Without any alteration, retype the records that appear below.

- **Data for processing**
⟨
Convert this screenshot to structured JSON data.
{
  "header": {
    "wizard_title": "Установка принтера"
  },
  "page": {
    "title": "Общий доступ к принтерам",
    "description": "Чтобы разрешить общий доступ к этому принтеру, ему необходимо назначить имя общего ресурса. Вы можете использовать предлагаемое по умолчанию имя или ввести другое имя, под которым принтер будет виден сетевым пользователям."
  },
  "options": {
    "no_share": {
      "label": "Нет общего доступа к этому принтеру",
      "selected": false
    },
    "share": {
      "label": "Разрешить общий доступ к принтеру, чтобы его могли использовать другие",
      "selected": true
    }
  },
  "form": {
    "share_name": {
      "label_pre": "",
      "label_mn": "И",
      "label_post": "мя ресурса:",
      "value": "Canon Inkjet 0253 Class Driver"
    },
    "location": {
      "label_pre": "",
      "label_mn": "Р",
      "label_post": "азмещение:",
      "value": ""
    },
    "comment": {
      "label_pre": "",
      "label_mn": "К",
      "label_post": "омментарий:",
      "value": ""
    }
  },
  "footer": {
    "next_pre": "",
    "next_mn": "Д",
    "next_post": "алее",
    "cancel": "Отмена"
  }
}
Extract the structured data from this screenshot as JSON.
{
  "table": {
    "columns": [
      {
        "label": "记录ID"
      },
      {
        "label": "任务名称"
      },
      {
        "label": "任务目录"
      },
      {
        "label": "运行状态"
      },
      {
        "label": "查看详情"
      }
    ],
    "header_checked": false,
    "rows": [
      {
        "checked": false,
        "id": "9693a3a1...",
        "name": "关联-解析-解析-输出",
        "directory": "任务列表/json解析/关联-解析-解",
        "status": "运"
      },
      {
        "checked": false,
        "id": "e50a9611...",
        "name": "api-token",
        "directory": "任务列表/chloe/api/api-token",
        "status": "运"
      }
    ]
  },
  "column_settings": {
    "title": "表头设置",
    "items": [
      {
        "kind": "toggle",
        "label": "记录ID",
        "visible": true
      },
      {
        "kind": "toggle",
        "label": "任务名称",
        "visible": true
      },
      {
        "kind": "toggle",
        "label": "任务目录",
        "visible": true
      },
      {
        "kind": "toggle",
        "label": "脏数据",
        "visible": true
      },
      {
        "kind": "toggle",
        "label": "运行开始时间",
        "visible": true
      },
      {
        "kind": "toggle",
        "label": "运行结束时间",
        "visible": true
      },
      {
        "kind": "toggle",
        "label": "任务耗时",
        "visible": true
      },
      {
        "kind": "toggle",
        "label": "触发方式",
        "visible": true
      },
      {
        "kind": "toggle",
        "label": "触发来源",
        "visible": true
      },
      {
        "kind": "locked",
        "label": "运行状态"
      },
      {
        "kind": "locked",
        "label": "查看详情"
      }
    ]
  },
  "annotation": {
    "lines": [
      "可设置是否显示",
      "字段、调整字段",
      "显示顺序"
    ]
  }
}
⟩
- **Task answer**
Convert this screenshot to structured JSON data.
{
  "header": {
    "wizard_title": "Установка принтера"
  },
  "page": {
    "title": "Общий доступ к принтерам",
    "description": "Чтобы разрешить общий доступ к этому принтеру, ему необходимо назначить имя общего ресурса. Вы можете использовать предлагаемое по умолчанию имя или ввести другое имя, под которым принтер будет виден сетевым пользователям."
  },
  "options": {
    "no_share": {
      "label": "Нет общего доступа к этому принтеру",
      "selected": false
    },
    "share": {
      "label": "Разрешить общий доступ к принтеру, чтобы его могли использовать другие",
      "selected": true
    }
  },
  "form": {
    "share_name": {
      "label_pre": "",
      "label_mn": "И",
      "label_post": "мя ресурса:",
      "value": "Canon Inkjet 0253 Class Driver"
    },
    "location": {
      "label_pre": "",
      "label_mn": "Р",
      "label_post": "азмещение:",
      "value": ""
    },
    "comment": {
      "label_pre": "",
      "label_mn": "К",
      "label_post": "омментарий:",
      "value": ""
    }
  },
  "footer": {
    "next_pre": "",
    "next_mn": "Д",
    "next_post": "алее",
    "cancel": "Отмена"
  }
}
Extract the structured data from this screenshot as JSON.
{
  "table": {
    "columns": [
      {
        "label": "记录ID"
      },
      {
        "label": "任务名称"
      },
      {
        "label": "任务目录"
      },
      {
        "label": "运行状态"
      },
      {
        "label": "查看详情"
      }
    ],
    "header_checked": false,
    "rows": [
      {
        "checked": false,
        "id": "9693a3a1...",
        "name": "关联-解析-解析-输出",
        "directory": "任务列表/json解析/关联-解析-解",
        "status": "运"
      },
      {
        "checked": false,
        "id": "e50a9611...",
        "name": "api-token",
        "directory": "任务列表/chloe/api/api-token",
        "status": "运"
      }
    ]
  },
  "column_settings": {
    "title": "表头设置",
    "items": [
      {
        "kind": "toggle",
        "label": "记录ID",
        "visible": true
      },
      {
        "kind": "toggle",
        "label": "任务名称",
        "visible": true
      },
      {
        "kind": "toggle",
        "label": "任务目录",
        "visible": true
      },
      {
        "kind": "toggle",
        "label": "脏数据",
        "visible": true
      },
      {
        "kind": "toggle",
        "label": "运行开始时间",
        "visible": true
      },
      {
        "kind": "toggle",
        "label": "运行结束时间",
        "visible": true
      },
      {
        "kind": "toggle",
        "label": "任务耗时",
        "visible": true
      },
      {
        "kind": "toggle",
        "label": "触发方式",
        "visible": true
      },
      {
        "kind": "toggle",
        "label": "触发来源",
        "visible": true
      },
      {
        "kind": "locked",
        "label": "运行状态"
      },
      {
        "kind": "locked",
        "label": "查看详情"
      }
    ]
  },
  "annotation": {
    "lines": [
      "可设置是否显示",
      "字段、调整字段",
      "显示顺序"
    ]
  }
}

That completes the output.